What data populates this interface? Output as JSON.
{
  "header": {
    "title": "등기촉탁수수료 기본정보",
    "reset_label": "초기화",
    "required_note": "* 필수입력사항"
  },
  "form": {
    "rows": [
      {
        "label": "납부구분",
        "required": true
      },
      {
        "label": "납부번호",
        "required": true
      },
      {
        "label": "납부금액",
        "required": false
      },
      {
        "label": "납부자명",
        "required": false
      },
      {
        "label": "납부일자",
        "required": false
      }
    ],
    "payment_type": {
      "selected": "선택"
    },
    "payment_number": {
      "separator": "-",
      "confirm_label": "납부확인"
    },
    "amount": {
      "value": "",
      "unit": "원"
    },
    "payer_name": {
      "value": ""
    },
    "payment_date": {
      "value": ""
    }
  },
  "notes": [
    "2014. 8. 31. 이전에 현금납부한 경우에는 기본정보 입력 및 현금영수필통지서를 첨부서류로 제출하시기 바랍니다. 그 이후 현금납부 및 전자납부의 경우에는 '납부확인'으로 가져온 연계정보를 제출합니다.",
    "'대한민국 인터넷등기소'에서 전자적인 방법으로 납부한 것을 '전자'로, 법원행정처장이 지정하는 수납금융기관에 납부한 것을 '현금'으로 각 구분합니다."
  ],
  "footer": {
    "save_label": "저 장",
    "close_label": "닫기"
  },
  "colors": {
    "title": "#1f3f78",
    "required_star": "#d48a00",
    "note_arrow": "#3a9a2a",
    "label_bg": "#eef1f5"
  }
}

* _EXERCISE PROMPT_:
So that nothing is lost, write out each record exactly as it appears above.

* _WORKED SOLUTION_:
What data populates this interface? Output as JSON.
{
  "header": {
    "title": "등기촉탁수수료 기본정보",
    "reset_label": "초기화",
    "required_note": "* 필수입력사항"
  },
  "form": {
    "rows": [
      {
        "label": "납부구분",
        "required": true
      },
      {
        "label": "납부번호",
        "required": true
      },
      {
        "label": "납부금액",
        "required": false
      },
      {
        "label": "납부자명",
        "required": false
      },
      {
        "label": "납부일자",
        "required": false
      }
    ],
    "payment_type": {
      "selected": "선택"
    },
    "payment_number": {
      "separator": "-",
      "confirm_label": "납부확인"
    },
    "amount": {
      "value": "",
      "unit": "원"
    },
    "payer_name": {
      "value": ""
    },
    "payment_date": {
      "value": ""
    }
  },
  "notes": [
    "2014. 8. 31. 이전에 현금납부한 경우에는 기본정보 입력 및 현금영수필통지서를 첨부서류로 제출하시기 바랍니다. 그 이후 현금납부 및 전자납부의 경우에는 '납부확인'으로 가져온 연계정보를 제출합니다.",
    "'대한민국 인터넷등기소'에서 전자적인 방법으로 납부한 것을 '전자'로, 법원행정처장이 지정하는 수납금융기관에 납부한 것을 '현금'으로 각 구분합니다."
  ],
  "footer": {
    "save_label": "저 장",
    "close_label": "닫기"
  },
  "colors": {
    "title": "#1f3f78",
    "required_star": "#d48a00",
    "note_arrow": "#3a9a2a",
    "label_bg": "#eef1f5"
  }
}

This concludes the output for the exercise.